*** Opening Record excerpts ***

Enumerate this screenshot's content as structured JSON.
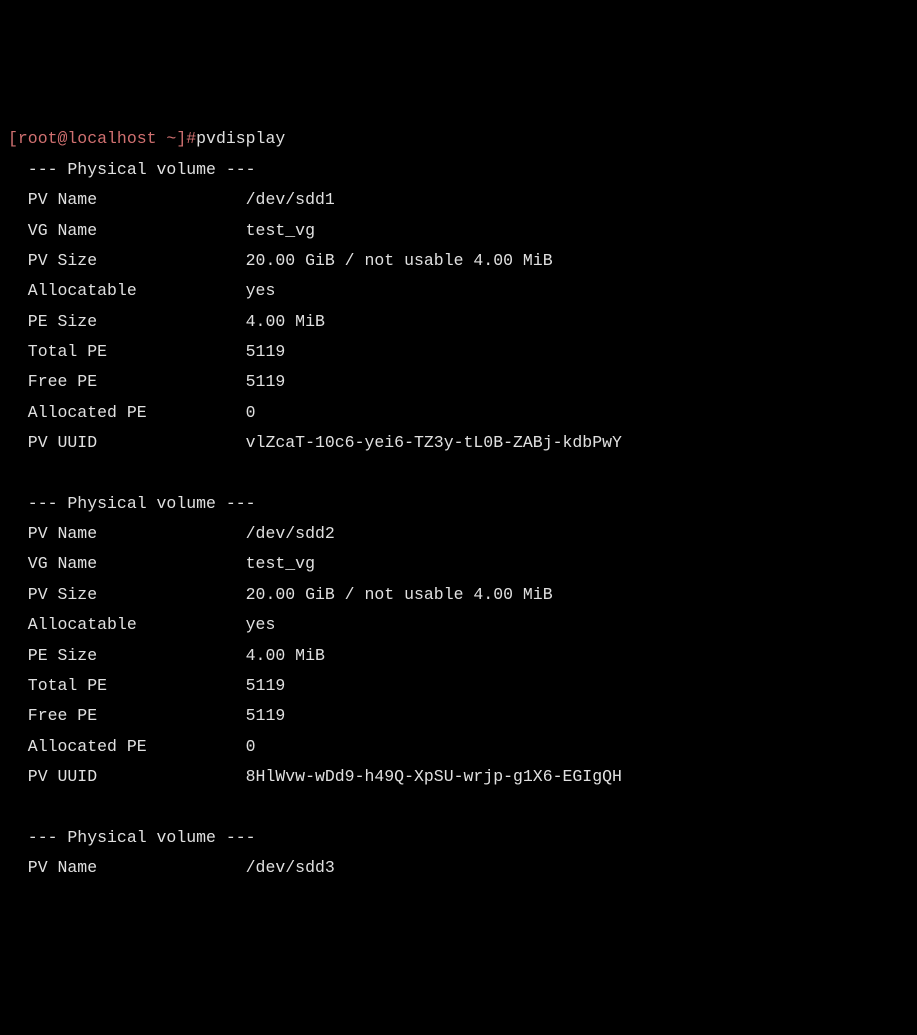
{
  "prompt_user_host": "[root@localhost ~]#",
  "command": "pvdisplay",
  "section_header": "  --- Physical volume ---",
  "labels": {
    "pv_name": "  PV Name",
    "vg_name": "  VG Name",
    "pv_size": "  PV Size",
    "allocatable": "  Allocatable",
    "pe_size": "  PE Size",
    "total_pe": "  Total PE",
    "free_pe": "  Free PE",
    "allocated_pe": "  Allocated PE",
    "pv_uuid": "  PV UUID"
  },
  "volumes": [
    {
      "pv_name": "/dev/sdd1",
      "vg_name": "test_vg",
      "pv_size": "20.00 GiB / not usable 4.00 MiB",
      "allocatable": "yes",
      "pe_size": "4.00 MiB",
      "total_pe": "5119",
      "free_pe": "5119",
      "allocated_pe": "0",
      "pv_uuid": "vlZcaT-10c6-yei6-TZ3y-tL0B-ZABj-kdbPwY"
    },
    {
      "pv_name": "/dev/sdd2",
      "vg_name": "test_vg",
      "pv_size": "20.00 GiB / not usable 4.00 MiB",
      "allocatable": "yes",
      "pe_size": "4.00 MiB",
      "total_pe": "5119",
      "free_pe": "5119",
      "allocated_pe": "0",
      "pv_uuid": "8HlWvw-wDd9-h49Q-XpSU-wrjp-g1X6-EGIgQH"
    },
    {
      "pv_name": "/dev/sdd3"
    }
  ]
}
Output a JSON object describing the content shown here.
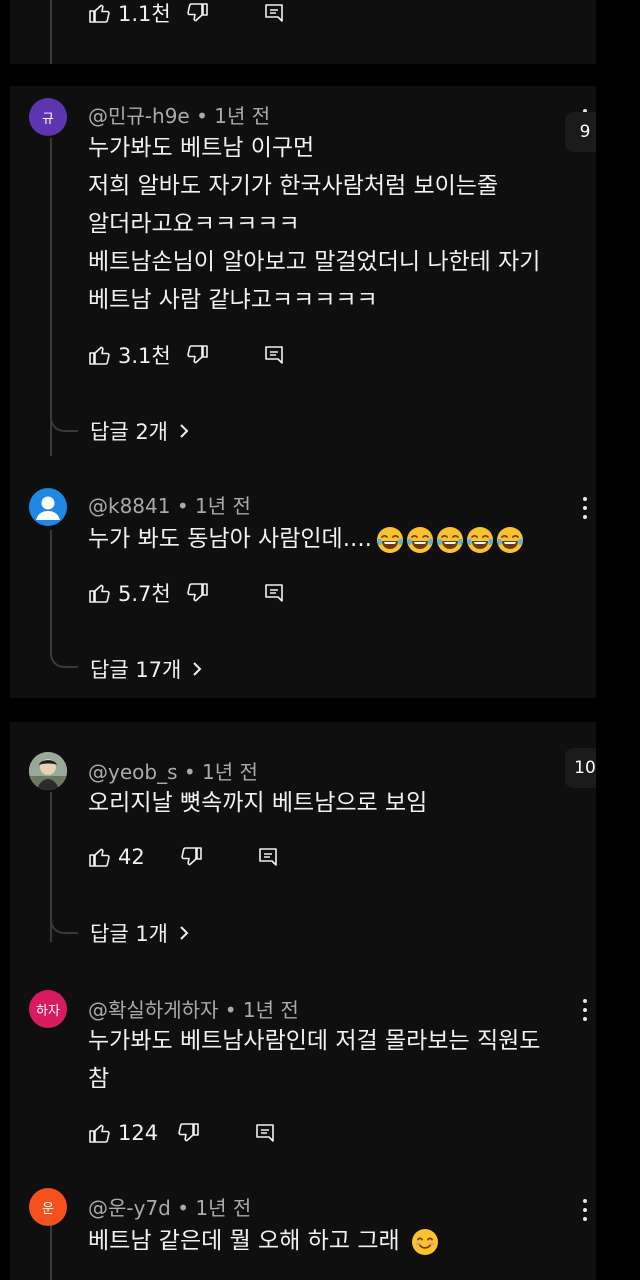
{
  "comments": [
    {
      "likes": "1.1천"
    },
    {
      "avatar_letter": "규",
      "avatar_color": "#5e35b1",
      "author": "@민규-h9e",
      "time": "1년 전",
      "lines": [
        "누가봐도 베트남 이구먼",
        "저희 알바도 자기가 한국사람처럼 보이는줄",
        "알더라고요ㅋㅋㅋㅋㅋ",
        "베트남손님이 알아보고 말걸었더니 나한테 자기",
        "베트남 사람 같냐고ㅋㅋㅋㅋㅋ"
      ],
      "likes": "3.1천",
      "replies": "답글 2개",
      "badge": "9"
    },
    {
      "avatar_color": "#1e88e5",
      "author": "@k8841",
      "time": "1년 전",
      "text": "누가 봐도 동남아 사람인데....",
      "emoji_count": 5,
      "likes": "5.7천",
      "replies": "답글 17개"
    },
    {
      "author": "@yeob_s",
      "time": "1년 전",
      "text": "오리지날 뼛속까지 베트남으로 보임",
      "likes": "42",
      "replies": "답글 1개",
      "badge": "10"
    },
    {
      "avatar_letter": "하자",
      "avatar_color": "#d81b60",
      "author": "@확실하게하자",
      "time": "1년 전",
      "lines": [
        "누가봐도 베트남사람인데 저걸 몰라보는 직원도",
        "참"
      ],
      "likes": "124"
    },
    {
      "avatar_letter": "운",
      "avatar_color": "#f4511e",
      "author": "@운-y7d",
      "time": "1년 전",
      "text": "베트남 같은데 뭘 오해 하고 그래"
    }
  ],
  "meta_separator": " • "
}
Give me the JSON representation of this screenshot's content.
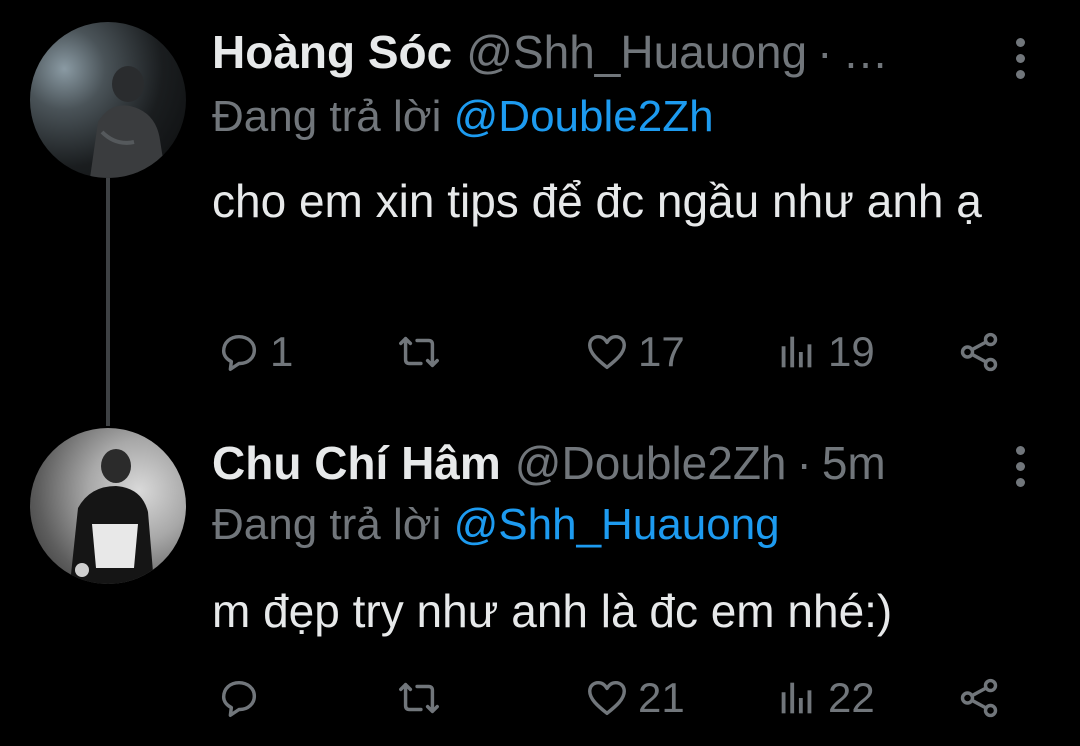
{
  "tweets": [
    {
      "name": "Hoàng Sóc",
      "handle": "@Shh_Huauong",
      "dot": "·",
      "time": "…",
      "replying_prefix": "Đang trả lời",
      "replying_to": "@Double2Zh",
      "text": "cho em xin tips để đc ngầu như anh ạ",
      "replies": "1",
      "retweets": "",
      "likes": "17",
      "views": "19",
      "icons": {
        "reply": "reply-icon",
        "retweet": "retweet-icon",
        "like": "heart-icon",
        "views": "views-icon",
        "share": "share-icon",
        "more": "more-vertical-icon"
      }
    },
    {
      "name": "Chu Chí Hâm",
      "handle": "@Double2Zh",
      "dot": "·",
      "time": "5m",
      "replying_prefix": "Đang trả lời",
      "replying_to": "@Shh_Huauong",
      "text": "m đẹp try như anh là đc em nhé:)",
      "replies": "",
      "retweets": "",
      "likes": "21",
      "views": "22",
      "icons": {
        "reply": "reply-icon",
        "retweet": "retweet-icon",
        "like": "heart-icon",
        "views": "views-icon",
        "share": "share-icon",
        "more": "more-vertical-icon"
      }
    }
  ],
  "colors": {
    "background": "#000000",
    "text": "#e7e9ea",
    "secondary": "#71767b",
    "accent": "#1d9bf0",
    "thread_line": "#3e4144"
  }
}
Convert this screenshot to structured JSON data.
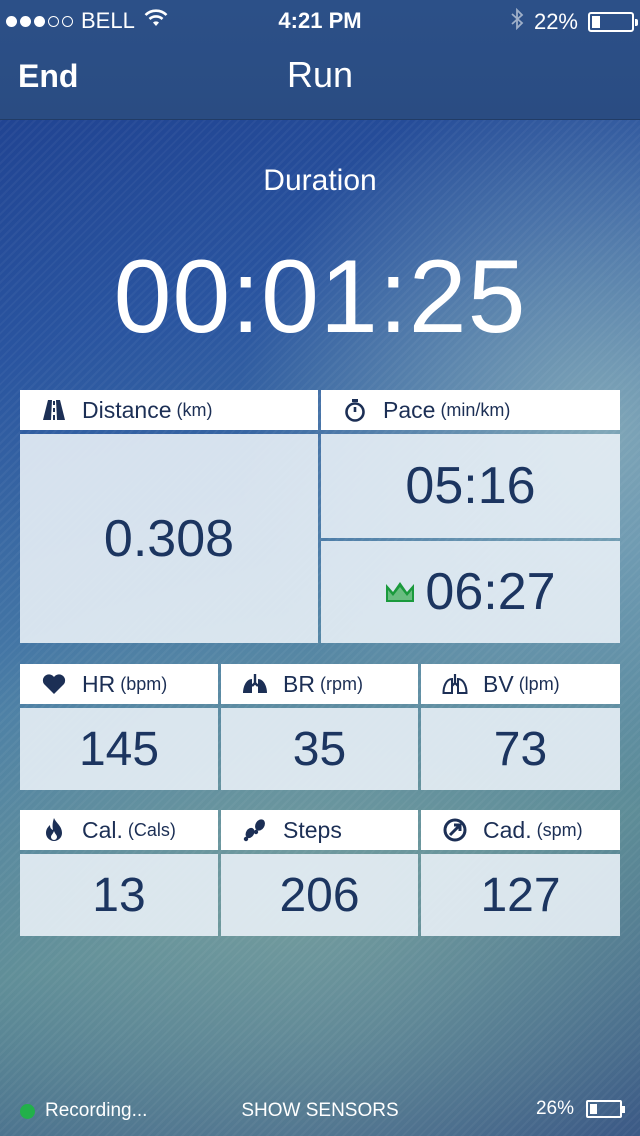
{
  "status_bar": {
    "signal_filled": 3,
    "signal_empty": 2,
    "carrier": "BELL",
    "time": "4:21 PM",
    "battery_text": "22%",
    "battery_level": 0.22,
    "icons": [
      "wifi-icon",
      "bluetooth-icon",
      "battery-icon"
    ]
  },
  "nav": {
    "end_label": "End",
    "title": "Run"
  },
  "duration": {
    "label": "Duration",
    "value": "00:01:25"
  },
  "distance": {
    "label": "Distance",
    "unit": "(km)",
    "value": "0.308",
    "icon": "road-icon"
  },
  "pace": {
    "label": "Pace",
    "unit": "(min/km)",
    "current": "05:16",
    "average": "06:27",
    "icon": "stopwatch-icon",
    "average_icon": "crown-icon",
    "average_icon_color": "#1a9a3c"
  },
  "row2": [
    {
      "label": "HR",
      "unit": "(bpm)",
      "value": "145",
      "icon": "heart-icon"
    },
    {
      "label": "BR",
      "unit": "(rpm)",
      "value": "35",
      "icon": "lungs-icon"
    },
    {
      "label": "BV",
      "unit": "(lpm)",
      "value": "73",
      "icon": "lungs-outline-icon"
    }
  ],
  "row3": [
    {
      "label": "Cal.",
      "unit": "(Cals)",
      "value": "13",
      "icon": "flame-icon"
    },
    {
      "label": "Steps",
      "unit": "",
      "value": "206",
      "icon": "footsteps-icon"
    },
    {
      "label": "Cad.",
      "unit": "(spm)",
      "value": "127",
      "icon": "cadence-icon"
    }
  ],
  "footer": {
    "recording_label": "Recording...",
    "recording_color": "#22b04a",
    "show_sensors_label": "SHOW SENSORS",
    "battery_text": "26%",
    "battery_level": 0.26
  },
  "colors": {
    "tile_text": "#1c3560",
    "nav_bar": "#2c5088"
  }
}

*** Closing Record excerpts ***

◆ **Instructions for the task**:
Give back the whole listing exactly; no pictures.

◆ **Task answer**:
Enumerate this screenshot's content as structured JSON.
{
  "prompt_user_host": "[root@localhost ~]#",
  "command": "pvdisplay",
  "section_header": "  --- Physical volume ---",
  "labels": {
    "pv_name": "  PV Name",
    "vg_name": "  VG Name",
    "pv_size": "  PV Size",
    "allocatable": "  Allocatable",
    "pe_size": "  PE Size",
    "total_pe": "  Total PE",
    "free_pe": "  Free PE",
    "allocated_pe": "  Allocated PE",
    "pv_uuid": "  PV UUID"
  },
  "volumes": [
    {
      "pv_name": "/dev/sdd1",
      "vg_name": "test_vg",
      "pv_size": "20.00 GiB / not usable 4.00 MiB",
      "allocatable": "yes",
      "pe_size": "4.00 MiB",
      "total_pe": "5119",
      "free_pe": "5119",
      "allocated_pe": "0",
      "pv_uuid": "vlZcaT-10c6-yei6-TZ3y-tL0B-ZABj-kdbPwY"
    },
    {
      "pv_name": "/dev/sdd2",
      "vg_name": "test_vg",
      "pv_size": "20.00 GiB / not usable 4.00 MiB",
      "allocatable": "yes",
      "pe_size": "4.00 MiB",
      "total_pe": "5119",
      "free_pe": "5119",
      "allocated_pe": "0",
      "pv_uuid": "8HlWvw-wDd9-h49Q-XpSU-wrjp-g1X6-EGIgQH"
    },
    {
      "pv_name": "/dev/sdd3"
    }
  ]
}
Output a JSON object describing the content shown here.
{
  "comments": [
    {
      "likes": "1.1천"
    },
    {
      "avatar_letter": "규",
      "avatar_color": "#5e35b1",
      "author": "@민규-h9e",
      "time": "1년 전",
      "lines": [
        "누가봐도 베트남 이구먼",
        "저희 알바도 자기가 한국사람처럼 보이는줄",
        "알더라고요ㅋㅋㅋㅋㅋ",
        "베트남손님이 알아보고 말걸었더니 나한테 자기",
        "베트남 사람 같냐고ㅋㅋㅋㅋㅋ"
      ],
      "likes": "3.1천",
      "replies": "답글 2개",
      "badge": "9"
    },
    {
      "avatar_color": "#1e88e5",
      "author": "@k8841",
      "time": "1년 전",
      "text": "누가 봐도 동남아 사람인데....",
      "emoji_count": 5,
      "likes": "5.7천",
      "replies": "답글 17개"
    },
    {
      "author": "@yeob_s",
      "time": "1년 전",
      "text": "오리지날 뼛속까지 베트남으로 보임",
      "likes": "42",
      "replies": "답글 1개",
      "badge": "10"
    },
    {
      "avatar_letter": "하자",
      "avatar_color": "#d81b60",
      "author": "@확실하게하자",
      "time": "1년 전",
      "lines": [
        "누가봐도 베트남사람인데 저걸 몰라보는 직원도",
        "참"
      ],
      "likes": "124"
    },
    {
      "avatar_letter": "운",
      "avatar_color": "#f4511e",
      "author": "@운-y7d",
      "time": "1년 전",
      "text": "베트남 같은데 뭘 오해 하고 그래"
    }
  ],
  "meta_separator": " • "
}
Give me the JSON representation of this screenshot's content.
{
  "tweets": [
    {
      "name": "Hoàng Sóc",
      "handle": "@Shh_Huauong",
      "dot": "·",
      "time": "…",
      "replying_prefix": "Đang trả lời",
      "replying_to": "@Double2Zh",
      "text": "cho em xin tips để đc ngầu như anh ạ",
      "replies": "1",
      "retweets": "",
      "likes": "17",
      "views": "19",
      "icons": {
        "reply": "reply-icon",
        "retweet": "retweet-icon",
        "like": "heart-icon",
        "views": "views-icon",
        "share": "share-icon",
        "more": "more-vertical-icon"
      }
    },
    {
      "name": "Chu Chí Hâm",
      "handle": "@Double2Zh",
      "dot": "·",
      "time": "5m",
      "replying_prefix": "Đang trả lời",
      "replying_to": "@Shh_Huauong",
      "text": "m đẹp try như anh là đc em nhé:)",
      "replies": "",
      "retweets": "",
      "likes": "21",
      "views": "22",
      "icons": {
        "reply": "reply-icon",
        "retweet": "retweet-icon",
        "like": "heart-icon",
        "views": "views-icon",
        "share": "share-icon",
        "more": "more-vertical-icon"
      }
    }
  ],
  "colors": {
    "background": "#000000",
    "text": "#e7e9ea",
    "secondary": "#71767b",
    "accent": "#1d9bf0",
    "thread_line": "#3e4144"
  }
}
Convert this screenshot to structured JSON data.
{
  "status_bar": {
    "signal_filled": 3,
    "signal_empty": 2,
    "carrier": "BELL",
    "time": "4:21 PM",
    "battery_text": "22%",
    "battery_level": 0.22,
    "icons": [
      "wifi-icon",
      "bluetooth-icon",
      "battery-icon"
    ]
  },
  "nav": {
    "end_label": "End",
    "title": "Run"
  },
  "duration": {
    "label": "Duration",
    "value": "00:01:25"
  },
  "distance": {
    "label": "Distance",
    "unit": "(km)",
    "value": "0.308",
    "icon": "road-icon"
  },
  "pace": {
    "label": "Pace",
    "unit": "(min/km)",
    "current": "05:16",
    "average": "06:27",
    "icon": "stopwatch-icon",
    "average_icon": "crown-icon",
    "average_icon_color": "#1a9a3c"
  },
  "row2": [
    {
      "label": "HR",
      "unit": "(bpm)",
      "value": "145",
      "icon": "heart-icon"
    },
    {
      "label": "BR",
      "unit": "(rpm)",
      "value": "35",
      "icon": "lungs-icon"
    },
    {
      "label": "BV",
      "unit": "(lpm)",
      "value": "73",
      "icon": "lungs-outline-icon"
    }
  ],
  "row3": [
    {
      "label": "Cal.",
      "unit": "(Cals)",
      "value": "13",
      "icon": "flame-icon"
    },
    {
      "label": "Steps",
      "unit": "",
      "value": "206",
      "icon": "footsteps-icon"
    },
    {
      "label": "Cad.",
      "unit": "(spm)",
      "value": "127",
      "icon": "cadence-icon"
    }
  ],
  "footer": {
    "recording_label": "Recording...",
    "recording_color": "#22b04a",
    "show_sensors_label": "SHOW SENSORS",
    "battery_text": "26%",
    "battery_level": 0.26
  },
  "colors": {
    "tile_text": "#1c3560",
    "nav_bar": "#2c5088"
  }
}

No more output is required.